__Task requirements__:
Would you please state how many lines in the entries contain the word "گواهی"? Only the number should be given.

__Extracted information__:
::::::::

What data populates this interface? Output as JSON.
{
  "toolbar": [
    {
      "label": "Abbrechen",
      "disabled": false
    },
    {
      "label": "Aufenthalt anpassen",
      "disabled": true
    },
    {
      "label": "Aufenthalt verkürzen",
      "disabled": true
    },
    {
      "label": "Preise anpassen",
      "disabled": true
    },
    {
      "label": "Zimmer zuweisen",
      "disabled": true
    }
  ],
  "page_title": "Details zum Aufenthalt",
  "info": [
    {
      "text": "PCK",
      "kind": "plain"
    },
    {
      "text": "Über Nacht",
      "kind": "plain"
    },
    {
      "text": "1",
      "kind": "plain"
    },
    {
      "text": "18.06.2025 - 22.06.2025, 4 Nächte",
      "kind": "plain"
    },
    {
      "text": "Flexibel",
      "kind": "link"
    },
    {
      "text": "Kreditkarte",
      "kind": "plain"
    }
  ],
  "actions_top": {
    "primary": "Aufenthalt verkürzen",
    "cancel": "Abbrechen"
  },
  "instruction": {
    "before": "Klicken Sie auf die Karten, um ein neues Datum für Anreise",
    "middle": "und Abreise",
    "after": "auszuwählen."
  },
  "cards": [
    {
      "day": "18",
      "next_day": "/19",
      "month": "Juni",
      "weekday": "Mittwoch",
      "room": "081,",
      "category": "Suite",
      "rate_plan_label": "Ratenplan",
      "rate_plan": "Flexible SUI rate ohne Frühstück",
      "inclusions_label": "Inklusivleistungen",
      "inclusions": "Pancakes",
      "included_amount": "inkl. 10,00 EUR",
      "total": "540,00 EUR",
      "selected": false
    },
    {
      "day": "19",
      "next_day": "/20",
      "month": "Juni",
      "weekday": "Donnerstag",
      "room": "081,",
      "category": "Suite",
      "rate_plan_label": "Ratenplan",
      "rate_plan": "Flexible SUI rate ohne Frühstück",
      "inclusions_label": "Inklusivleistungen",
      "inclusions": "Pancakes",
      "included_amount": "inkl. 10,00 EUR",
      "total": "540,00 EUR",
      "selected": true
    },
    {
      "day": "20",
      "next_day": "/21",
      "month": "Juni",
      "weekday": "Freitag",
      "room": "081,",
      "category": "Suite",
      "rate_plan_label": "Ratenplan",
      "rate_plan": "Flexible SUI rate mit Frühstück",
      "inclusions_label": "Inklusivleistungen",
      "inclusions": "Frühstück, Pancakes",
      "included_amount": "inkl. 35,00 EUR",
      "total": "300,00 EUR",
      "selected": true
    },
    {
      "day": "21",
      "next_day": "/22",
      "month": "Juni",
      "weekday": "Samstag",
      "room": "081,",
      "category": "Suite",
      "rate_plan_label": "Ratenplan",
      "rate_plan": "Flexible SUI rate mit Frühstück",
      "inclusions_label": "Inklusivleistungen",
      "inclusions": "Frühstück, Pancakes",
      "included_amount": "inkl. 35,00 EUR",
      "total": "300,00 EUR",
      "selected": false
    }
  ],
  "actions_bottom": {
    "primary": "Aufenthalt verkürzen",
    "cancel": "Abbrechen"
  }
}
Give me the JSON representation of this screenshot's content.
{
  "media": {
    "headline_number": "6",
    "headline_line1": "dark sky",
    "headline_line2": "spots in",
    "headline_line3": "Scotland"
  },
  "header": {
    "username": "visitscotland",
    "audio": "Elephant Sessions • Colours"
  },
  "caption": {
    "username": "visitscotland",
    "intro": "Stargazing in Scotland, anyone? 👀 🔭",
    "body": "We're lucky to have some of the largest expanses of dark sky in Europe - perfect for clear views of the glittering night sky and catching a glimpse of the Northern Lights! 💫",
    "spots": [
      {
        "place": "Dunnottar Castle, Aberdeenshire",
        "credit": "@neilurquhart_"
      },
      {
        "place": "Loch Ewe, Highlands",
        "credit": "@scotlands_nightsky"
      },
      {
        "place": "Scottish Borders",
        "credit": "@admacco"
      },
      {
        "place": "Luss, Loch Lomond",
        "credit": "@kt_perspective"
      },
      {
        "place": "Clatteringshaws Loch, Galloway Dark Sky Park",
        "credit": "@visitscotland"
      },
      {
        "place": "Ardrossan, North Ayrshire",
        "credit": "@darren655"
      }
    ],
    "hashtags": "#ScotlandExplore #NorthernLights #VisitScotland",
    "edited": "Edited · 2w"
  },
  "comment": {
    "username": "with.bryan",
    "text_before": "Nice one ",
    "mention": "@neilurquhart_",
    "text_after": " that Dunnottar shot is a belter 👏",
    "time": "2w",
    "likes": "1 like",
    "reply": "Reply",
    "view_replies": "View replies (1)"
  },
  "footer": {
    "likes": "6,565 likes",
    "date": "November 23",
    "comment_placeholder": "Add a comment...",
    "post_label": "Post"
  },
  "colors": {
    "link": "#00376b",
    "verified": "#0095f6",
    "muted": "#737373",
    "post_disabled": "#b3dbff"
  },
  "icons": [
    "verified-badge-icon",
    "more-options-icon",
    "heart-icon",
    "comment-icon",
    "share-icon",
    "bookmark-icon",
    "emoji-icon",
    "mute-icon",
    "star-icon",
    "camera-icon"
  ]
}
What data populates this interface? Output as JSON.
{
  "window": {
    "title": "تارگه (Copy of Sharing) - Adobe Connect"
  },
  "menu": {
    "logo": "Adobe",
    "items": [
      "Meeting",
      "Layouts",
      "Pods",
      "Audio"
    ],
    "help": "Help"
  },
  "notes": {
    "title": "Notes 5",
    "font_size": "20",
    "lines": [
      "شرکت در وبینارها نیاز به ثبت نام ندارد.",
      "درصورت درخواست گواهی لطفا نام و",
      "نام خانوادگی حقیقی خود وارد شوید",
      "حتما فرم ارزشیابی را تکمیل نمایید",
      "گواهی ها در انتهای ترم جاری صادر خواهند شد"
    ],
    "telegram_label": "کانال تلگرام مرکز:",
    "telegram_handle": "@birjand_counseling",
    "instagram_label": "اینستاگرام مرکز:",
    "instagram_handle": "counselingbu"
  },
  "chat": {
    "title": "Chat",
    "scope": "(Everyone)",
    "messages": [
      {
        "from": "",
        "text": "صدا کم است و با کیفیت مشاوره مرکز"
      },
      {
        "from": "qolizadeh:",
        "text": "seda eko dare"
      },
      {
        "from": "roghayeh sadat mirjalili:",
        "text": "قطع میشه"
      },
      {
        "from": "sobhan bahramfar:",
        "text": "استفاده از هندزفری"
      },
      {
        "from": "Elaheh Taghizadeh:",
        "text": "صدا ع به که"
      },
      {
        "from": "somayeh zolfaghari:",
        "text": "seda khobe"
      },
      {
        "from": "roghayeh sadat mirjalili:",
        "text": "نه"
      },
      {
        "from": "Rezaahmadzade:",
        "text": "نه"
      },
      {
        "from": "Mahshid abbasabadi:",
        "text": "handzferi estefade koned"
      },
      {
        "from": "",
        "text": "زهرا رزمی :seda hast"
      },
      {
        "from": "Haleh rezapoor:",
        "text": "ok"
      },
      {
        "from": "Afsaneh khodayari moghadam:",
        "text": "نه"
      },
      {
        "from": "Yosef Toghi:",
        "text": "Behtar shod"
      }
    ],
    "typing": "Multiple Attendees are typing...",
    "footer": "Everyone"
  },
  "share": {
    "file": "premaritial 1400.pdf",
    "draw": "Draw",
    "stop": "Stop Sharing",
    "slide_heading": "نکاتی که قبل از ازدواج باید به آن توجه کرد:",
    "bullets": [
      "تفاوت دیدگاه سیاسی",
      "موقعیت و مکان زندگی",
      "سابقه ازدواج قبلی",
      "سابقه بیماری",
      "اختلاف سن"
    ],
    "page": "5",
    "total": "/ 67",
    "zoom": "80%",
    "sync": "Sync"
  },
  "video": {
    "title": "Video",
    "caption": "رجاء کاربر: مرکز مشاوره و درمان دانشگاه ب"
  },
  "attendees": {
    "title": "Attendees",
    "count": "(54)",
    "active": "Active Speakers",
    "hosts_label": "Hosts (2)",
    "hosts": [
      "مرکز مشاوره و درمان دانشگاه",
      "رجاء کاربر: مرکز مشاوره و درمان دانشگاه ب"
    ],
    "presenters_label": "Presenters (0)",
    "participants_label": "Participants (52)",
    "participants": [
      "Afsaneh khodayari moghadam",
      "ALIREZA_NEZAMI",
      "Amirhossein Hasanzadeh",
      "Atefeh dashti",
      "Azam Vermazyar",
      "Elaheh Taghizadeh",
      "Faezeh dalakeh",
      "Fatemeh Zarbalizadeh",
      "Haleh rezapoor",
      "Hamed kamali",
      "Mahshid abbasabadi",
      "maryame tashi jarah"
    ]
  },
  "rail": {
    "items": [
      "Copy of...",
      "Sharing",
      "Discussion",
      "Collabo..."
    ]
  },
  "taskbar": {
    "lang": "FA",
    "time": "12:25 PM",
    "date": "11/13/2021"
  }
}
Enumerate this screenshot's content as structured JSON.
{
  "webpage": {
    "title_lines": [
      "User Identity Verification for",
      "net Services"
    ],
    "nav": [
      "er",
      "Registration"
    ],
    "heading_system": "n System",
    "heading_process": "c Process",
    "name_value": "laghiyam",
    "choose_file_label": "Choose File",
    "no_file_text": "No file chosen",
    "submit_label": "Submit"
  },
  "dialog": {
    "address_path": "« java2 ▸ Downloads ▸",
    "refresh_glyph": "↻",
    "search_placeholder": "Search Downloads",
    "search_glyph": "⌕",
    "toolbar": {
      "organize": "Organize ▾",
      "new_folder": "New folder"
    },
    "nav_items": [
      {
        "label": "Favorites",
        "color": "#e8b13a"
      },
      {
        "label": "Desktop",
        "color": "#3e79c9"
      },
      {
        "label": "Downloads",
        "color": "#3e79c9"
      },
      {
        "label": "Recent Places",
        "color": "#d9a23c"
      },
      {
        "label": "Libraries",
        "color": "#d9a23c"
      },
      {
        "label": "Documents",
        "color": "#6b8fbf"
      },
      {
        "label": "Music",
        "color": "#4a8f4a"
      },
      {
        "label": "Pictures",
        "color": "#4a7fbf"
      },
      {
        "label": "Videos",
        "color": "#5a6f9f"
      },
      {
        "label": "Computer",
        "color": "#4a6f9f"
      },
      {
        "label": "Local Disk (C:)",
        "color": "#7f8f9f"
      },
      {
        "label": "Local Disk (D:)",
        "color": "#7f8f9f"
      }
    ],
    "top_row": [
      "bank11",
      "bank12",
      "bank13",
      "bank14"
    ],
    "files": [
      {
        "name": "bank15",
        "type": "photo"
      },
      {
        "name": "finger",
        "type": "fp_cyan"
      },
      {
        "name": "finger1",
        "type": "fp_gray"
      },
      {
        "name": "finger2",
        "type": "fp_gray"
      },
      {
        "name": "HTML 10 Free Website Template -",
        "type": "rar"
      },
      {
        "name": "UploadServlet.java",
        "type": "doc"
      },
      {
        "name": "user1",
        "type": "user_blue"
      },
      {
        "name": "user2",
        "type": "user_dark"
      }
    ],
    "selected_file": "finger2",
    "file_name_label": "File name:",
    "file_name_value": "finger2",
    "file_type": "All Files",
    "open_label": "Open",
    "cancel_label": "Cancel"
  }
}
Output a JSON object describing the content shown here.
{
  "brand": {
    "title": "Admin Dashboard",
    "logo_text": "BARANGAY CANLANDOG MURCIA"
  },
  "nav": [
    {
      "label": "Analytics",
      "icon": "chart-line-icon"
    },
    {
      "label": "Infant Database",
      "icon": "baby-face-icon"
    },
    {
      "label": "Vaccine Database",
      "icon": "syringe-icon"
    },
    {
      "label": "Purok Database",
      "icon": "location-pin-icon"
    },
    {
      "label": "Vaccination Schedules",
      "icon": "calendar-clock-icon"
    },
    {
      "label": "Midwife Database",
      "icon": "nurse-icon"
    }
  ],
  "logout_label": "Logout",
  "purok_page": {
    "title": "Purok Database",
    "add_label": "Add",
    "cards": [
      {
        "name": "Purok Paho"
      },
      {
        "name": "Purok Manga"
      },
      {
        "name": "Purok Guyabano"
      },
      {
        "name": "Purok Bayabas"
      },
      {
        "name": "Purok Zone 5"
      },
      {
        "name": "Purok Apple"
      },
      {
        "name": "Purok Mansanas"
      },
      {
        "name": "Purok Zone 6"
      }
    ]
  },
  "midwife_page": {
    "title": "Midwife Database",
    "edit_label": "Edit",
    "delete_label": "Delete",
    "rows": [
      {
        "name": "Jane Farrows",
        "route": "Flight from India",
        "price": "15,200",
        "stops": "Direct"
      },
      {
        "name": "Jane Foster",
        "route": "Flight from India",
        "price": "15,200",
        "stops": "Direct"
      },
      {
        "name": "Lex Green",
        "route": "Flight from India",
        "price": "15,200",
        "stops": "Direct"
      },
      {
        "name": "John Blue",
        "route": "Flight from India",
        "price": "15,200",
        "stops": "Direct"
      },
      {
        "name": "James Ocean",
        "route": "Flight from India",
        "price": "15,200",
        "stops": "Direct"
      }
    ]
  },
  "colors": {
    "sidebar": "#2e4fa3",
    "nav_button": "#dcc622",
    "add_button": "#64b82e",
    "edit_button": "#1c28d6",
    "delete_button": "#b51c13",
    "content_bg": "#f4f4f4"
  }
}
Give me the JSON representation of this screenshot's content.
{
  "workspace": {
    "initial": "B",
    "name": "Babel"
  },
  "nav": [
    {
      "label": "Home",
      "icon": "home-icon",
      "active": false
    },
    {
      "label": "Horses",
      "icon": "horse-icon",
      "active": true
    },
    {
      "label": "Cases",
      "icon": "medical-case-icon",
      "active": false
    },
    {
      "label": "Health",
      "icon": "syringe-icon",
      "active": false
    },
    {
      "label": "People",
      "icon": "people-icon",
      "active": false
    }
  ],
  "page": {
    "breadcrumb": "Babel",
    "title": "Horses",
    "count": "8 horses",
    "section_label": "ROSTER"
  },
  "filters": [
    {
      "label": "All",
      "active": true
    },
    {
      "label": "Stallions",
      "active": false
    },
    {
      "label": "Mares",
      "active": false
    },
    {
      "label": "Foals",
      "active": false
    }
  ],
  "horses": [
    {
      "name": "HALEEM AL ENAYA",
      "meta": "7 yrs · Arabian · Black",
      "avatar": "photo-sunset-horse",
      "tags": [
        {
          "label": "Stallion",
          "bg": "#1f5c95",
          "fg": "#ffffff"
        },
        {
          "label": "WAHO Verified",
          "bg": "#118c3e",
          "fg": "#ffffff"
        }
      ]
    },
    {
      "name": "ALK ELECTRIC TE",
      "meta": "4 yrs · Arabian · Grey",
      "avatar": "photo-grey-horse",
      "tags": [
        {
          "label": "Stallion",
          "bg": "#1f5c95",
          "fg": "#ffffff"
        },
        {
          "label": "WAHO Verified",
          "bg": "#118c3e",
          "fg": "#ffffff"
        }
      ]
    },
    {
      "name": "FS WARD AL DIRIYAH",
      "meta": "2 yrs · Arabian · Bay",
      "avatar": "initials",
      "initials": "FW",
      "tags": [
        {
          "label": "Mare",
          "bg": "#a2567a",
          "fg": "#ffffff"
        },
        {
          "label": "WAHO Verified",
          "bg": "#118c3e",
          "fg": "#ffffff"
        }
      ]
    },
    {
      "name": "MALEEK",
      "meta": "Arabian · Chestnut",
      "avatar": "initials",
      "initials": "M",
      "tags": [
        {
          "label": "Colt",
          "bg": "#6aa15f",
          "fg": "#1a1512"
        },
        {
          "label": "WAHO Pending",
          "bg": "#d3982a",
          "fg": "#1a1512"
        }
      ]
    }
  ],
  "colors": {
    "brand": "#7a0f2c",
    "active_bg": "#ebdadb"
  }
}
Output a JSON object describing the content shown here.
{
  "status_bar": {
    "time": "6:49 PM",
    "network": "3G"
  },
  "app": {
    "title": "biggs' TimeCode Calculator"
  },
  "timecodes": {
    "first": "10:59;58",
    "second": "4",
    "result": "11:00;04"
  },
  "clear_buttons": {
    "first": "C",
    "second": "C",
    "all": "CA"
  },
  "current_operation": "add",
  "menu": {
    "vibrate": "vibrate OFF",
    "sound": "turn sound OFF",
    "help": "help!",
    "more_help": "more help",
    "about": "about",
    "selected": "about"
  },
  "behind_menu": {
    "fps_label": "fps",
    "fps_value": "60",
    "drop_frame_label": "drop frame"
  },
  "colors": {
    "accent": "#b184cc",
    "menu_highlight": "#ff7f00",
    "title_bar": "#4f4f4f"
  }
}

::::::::

__The answer__:
2